Over a long period of time growth rates will not be as high as in a feedlot because it is difficult to reach as high an energy diet while lambs are eating 30–40% poor quality roughage. However, for finishing systems spanning less than six weeks, the benefit of the high quality diet in the feedlot may outweigh the longer introductory period where growth is negligible.

Lot feeding lambs

Lot feeding lambs is a specialised activity requiring specialised facilities. Growth rates can be higher than in other dry feed finishing systems because there is more control over the diet. Lot feeding can be done at any time of the year allowing a continuous supply to market.

Lambs take about two weeks to adjust to the feedlot environment, during which time growth rates are negligible.

Other constraints to production

Lambs require good worm control to achieve their potential growth rate. Ewes should be monitored for worms using a faecal egg count and drenched if required before placing them in the lambing paddock. Lambs should be monitored before weaning and before putting into a grain finishing system and drenched if required. This allows control before production losses occur and prevents the introduction of a worm problem into the finishing system where stocking rates are usually high and favourable to the spread of worms. Drenching may not be required if there is good worm control on the farm.

Local trace element deficiencies should be known and corrected. This is more important in a prime lamb finishing program (where maximum growth rate is the aim) than in a wool producing system. Cobalt and selenium are the two most common deficiencies.

Other diseases such as scabby mouth, pink eye, arthritis and dermatophilus (dermo, lumpy wool) can cause large setbacks in production so it is important to be aware of management practices which will minimise the occurrence and spread of these diseases. Pulpy kidney is a disease that is more common under high production systems. It is necessary to provide suitable protection with a vaccination program to prevent this disease.

Diet related diseases become important in grain finishing systems and need to be well understood.

Putting it all together

When planning a prime lamb production system:

  1. Determine the market for which you are aiming.
  2. Find out the required carcass weight range and fat score.
  3. Set the date for turn off.
  4. Decide on the finishing system to be used and the expected growth rate for that system.

From an estimation of the amount of weight to be put on in the finishing system and the start date of finishing, you can determine the required lambing date and whether you need to maintain optimum growth rates from the lamb while on the ewe.

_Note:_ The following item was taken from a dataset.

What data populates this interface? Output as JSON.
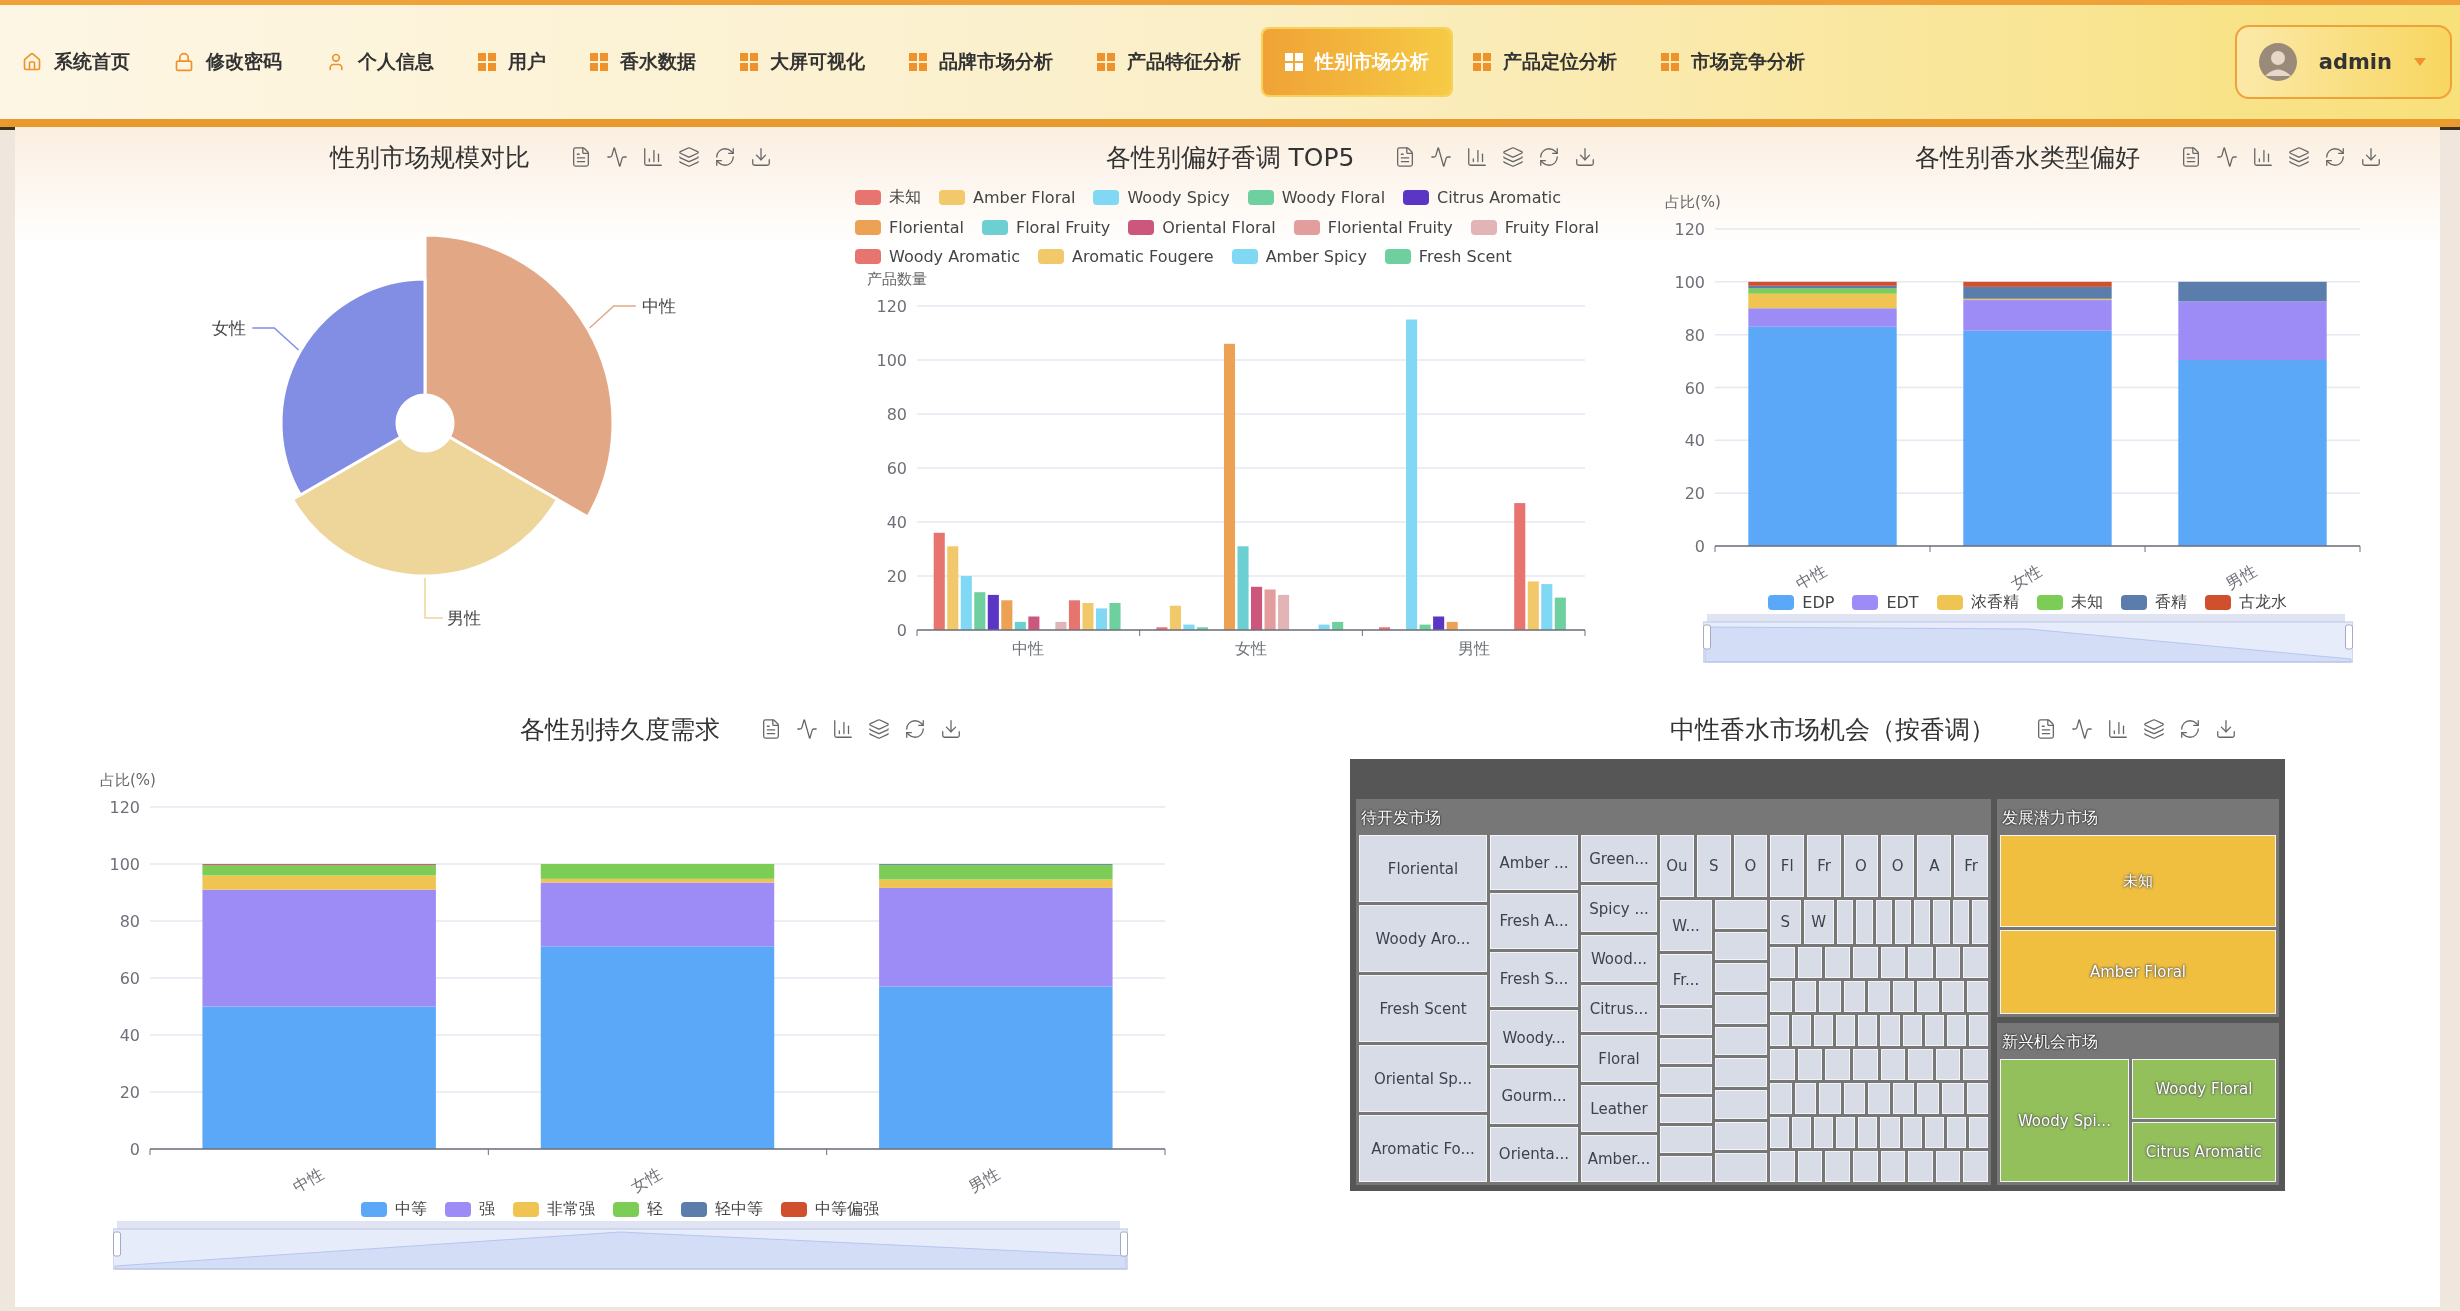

Use this information to determine the FOO required in the late pregnant, lambing and weaning paddocks.

Contact information

Danny Roberts
+61 (0)8 9892 8535